Outlining is time-consuming. If you do it in any depth, it’s pretty difficult … but is it worth it? Why not just skip the extra step completely and move on to the actual writing – that’s what you’re here for, after all, isn’t it?
In this post, I’ll be “outlining” (couldn’t resist) my top ten reasons why I think you should outline before you ever consider writing your book.
Now before we go any further, a disclaimer: this post is unashamedly pro-plotter. However, I do understand that pantsing works for some people very well.
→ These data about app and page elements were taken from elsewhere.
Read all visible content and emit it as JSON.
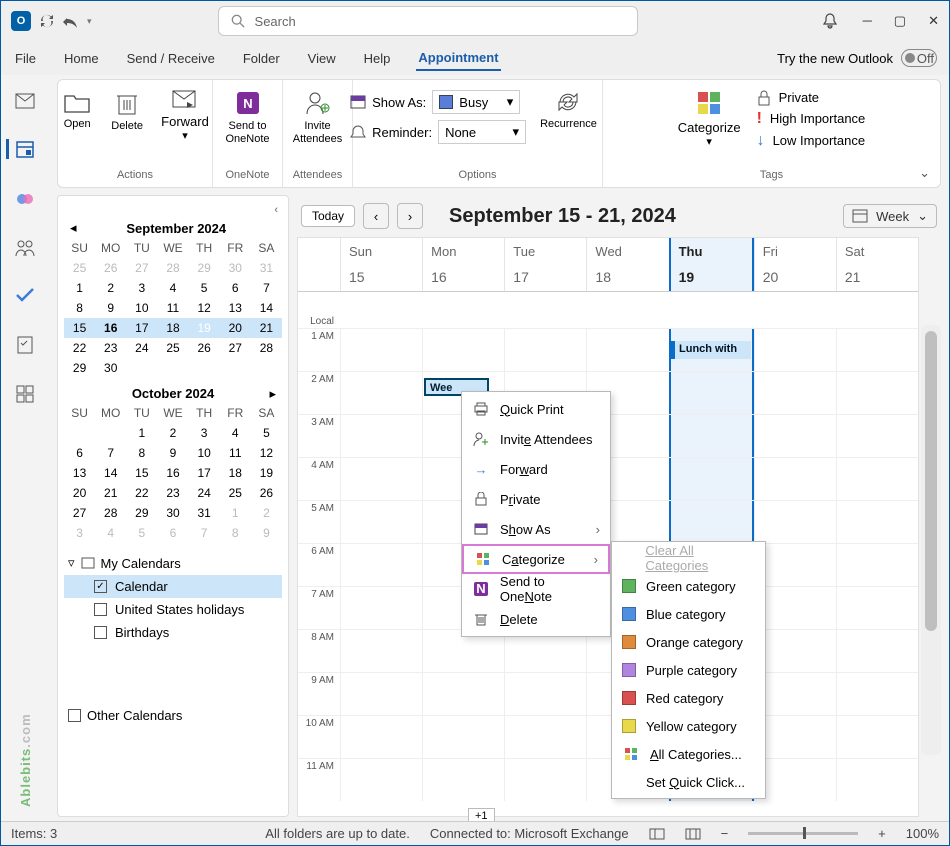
{
  "titlebar": {
    "search_placeholder": "Search"
  },
  "menubar": {
    "file": "File",
    "home": "Home",
    "sendreceive": "Send / Receive",
    "folder": "Folder",
    "view": "View",
    "help": "Help",
    "appointment": "Appointment",
    "try_new": "Try the new Outlook",
    "toggle_off": "Off"
  },
  "ribbon": {
    "open": "Open",
    "delete": "Delete",
    "forward": "Forward",
    "send_onenote": "Send to\nOneNote",
    "invite_attendees": "Invite\nAttendees",
    "show_as": "Show As:",
    "show_as_value": "Busy",
    "reminder": "Reminder:",
    "reminder_value": "None",
    "recurrence": "Recurrence",
    "categorize": "Categorize",
    "private": "Private",
    "high_imp": "High Importance",
    "low_imp": "Low Importance",
    "grp_actions": "Actions",
    "grp_onenote": "OneNote",
    "grp_attendees": "Attendees",
    "grp_options": "Options",
    "grp_tags": "Tags"
  },
  "sidebar": {
    "month1_title": "September 2024",
    "month2_title": "October 2024",
    "dow": [
      "SU",
      "MO",
      "TU",
      "WE",
      "TH",
      "FR",
      "SA"
    ],
    "sept_rows": [
      [
        "25",
        "26",
        "27",
        "28",
        "29",
        "30",
        "31"
      ],
      [
        "1",
        "2",
        "3",
        "4",
        "5",
        "6",
        "7"
      ],
      [
        "8",
        "9",
        "10",
        "11",
        "12",
        "13",
        "14"
      ],
      [
        "15",
        "16",
        "17",
        "18",
        "19",
        "20",
        "21"
      ],
      [
        "22",
        "23",
        "24",
        "25",
        "26",
        "27",
        "28"
      ],
      [
        "29",
        "30",
        "",
        "",
        "",
        "",
        ""
      ]
    ],
    "oct_rows": [
      [
        "",
        "",
        "1",
        "2",
        "3",
        "4",
        "5"
      ],
      [
        "6",
        "7",
        "8",
        "9",
        "10",
        "11",
        "12"
      ],
      [
        "13",
        "14",
        "15",
        "16",
        "17",
        "18",
        "19"
      ],
      [
        "20",
        "21",
        "22",
        "23",
        "24",
        "25",
        "26"
      ],
      [
        "27",
        "28",
        "29",
        "30",
        "31",
        "1",
        "2"
      ],
      [
        "3",
        "4",
        "5",
        "6",
        "7",
        "8",
        "9"
      ]
    ],
    "mycals": "My Calendars",
    "cal1": "Calendar",
    "cal2": "United States holidays",
    "cal3": "Birthdays",
    "othercals": "Other Calendars"
  },
  "main": {
    "today": "Today",
    "range": "September 15 - 21, 2024",
    "week": "Week",
    "days": [
      "Sun",
      "Mon",
      "Tue",
      "Wed",
      "Thu",
      "Fri",
      "Sat"
    ],
    "nums": [
      "15",
      "16",
      "17",
      "18",
      "19",
      "20",
      "21"
    ],
    "hours": [
      "1 AM",
      "2 AM",
      "3 AM",
      "4 AM",
      "5 AM",
      "6 AM",
      "7 AM",
      "8 AM",
      "9 AM",
      "10 AM",
      "11 AM"
    ],
    "local": "Local",
    "event1": "Wee",
    "event2": "Lunch with",
    "plus": "+1"
  },
  "ctx": {
    "quick_print": "Quick Print",
    "invite": "Invite Attendees",
    "forward": "Forward",
    "private": "Private",
    "show_as": "Show As",
    "categorize": "Categorize",
    "onenote": "Send to OneNote",
    "delete": "Delete"
  },
  "sub": {
    "clear": "Clear All Categories",
    "green": "Green category",
    "blue": "Blue category",
    "orange": "Orange category",
    "purple": "Purple category",
    "red": "Red category",
    "yellow": "Yellow category",
    "all": "All Categories...",
    "quick": "Set Quick Click..."
  },
  "status": {
    "items": "Items: 3",
    "folders": "All folders are up to date.",
    "connected": "Connected to: Microsoft Exchange",
    "zoom": "100%"
  },
  "watermark": "Ablebits",
  "watermark_suffix": ".com",
  "colors": {
    "green": "#5fb35f",
    "blue": "#4f8fe0",
    "orange": "#e08a3c",
    "purple": "#b085e0",
    "red": "#d85050",
    "yellow": "#e8d84c"
  }
}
This post is about why you should outline … but if it doesn’t end up applying to you after you’ve done some experimenting, go and plot no more!
Now, without any further ado, I’ll move on to my five reasons you should outline!
It Gets You Excited About the Story!
After spending weeks or months outlining a story, I find my excitement to begin writing is built to an extreme level. I can hardly wait to put pen to paper! I’m not only inspired, but I know exactly where I’m going and therefore writing has come easier.
Also, there will be times in your life when, even as a fiction writer, you will have to write even when you don’t want to. An outline gives you not only a clear path to follow, but allows you time to think of something to make a boring piece of writing interesting while not just staring at the cursor blinking.
No Details Lost
I admit that on occasion I have changed an eye- or hair-color mid-story, totally forgotten that the characters already discussed something, or lost track of who-was-born-where.
Outlining (which includes character sketches, etc. by my definition) can and will keep you from losing track of all those little details … as well as the big, important details.
I can’t tell you the amount of times I totally forgot to include a scene or something similar that I wanted to put in my story. Returning to add it in is just a pain. But with outlining, I don’t find myself doing that quite so often.
Lessens Chances of Writer’s Block
With a clear path to follow and your excitement built up from the work you’ve already put into the story, writer’s block is at least semi-prevented. I’m not saying you will never get writer’s block.
But … it will help you push through if you know where you’re going. The more detailed your outline, the more clear your path to writing that next 500 words.
Also, if you need to skip ahead because this scene just isn’t coming from you, it will be easier for you to return, find your place, and write what needs to be written. Outlines are great for keeping you on track.
Majorly Lessens Revisions
I was recently talking with another writer about how outlining (and research, etc.) should be considered another draft. Because … that’s what outlining is. A very rough, first draft. Your first draft, therefore, could almost be considered a ‘second draft.’
I know that’s a complicated way of putting it, but it’s true! With outlining, you lessen the chances of plot holes and other major issues. Your revisions are shorter … and in the end you don’t have to spend so much time fixing things. Because it was never broken.
I know, I know. Am I a mad woman? Of course outlining isn’t fun!
But … it is. It really is.
I’m sorry, but there’s something magical about stitching a story together, even before you’re writing. It’s a time of endless creativity.
You might say, “Well, sure, I can be creative in the first draft!” I disagree. To do all the proper foreshadowing and such in a first draft, you really need to know what’s coming before it comes.
With an outline? You can know what you’re going to do next, so foreshadowing is easier, and you don’t risk a lot of plot holes and other things from creative wanderings.
And … those are my five (main) reasons! I’d love to argue with you in the comments if you disagree, but I truly believe that outlining is awesome. 😉
For Haters of Outlining, my post: The Truth About Outlining Revealed
Plot Bunny Into Story? for those of you outlining from scratch.
And a couple posts from my “Plotting Crash Course,” which was forever ago (and therefore the quality is low), but is still semi-useful/accurate.
- Set-Up, Gathering Materials, etc.
- Character Sheets and Aesthetics
- Outlining Your Novel + Perfect Review
- Cheat Sheets
Thanks for reading!
Do you outline? Why or why not? Do you think my reasons are legitimate? What reasons to outline could you add or what reasons to not outline would you bring up?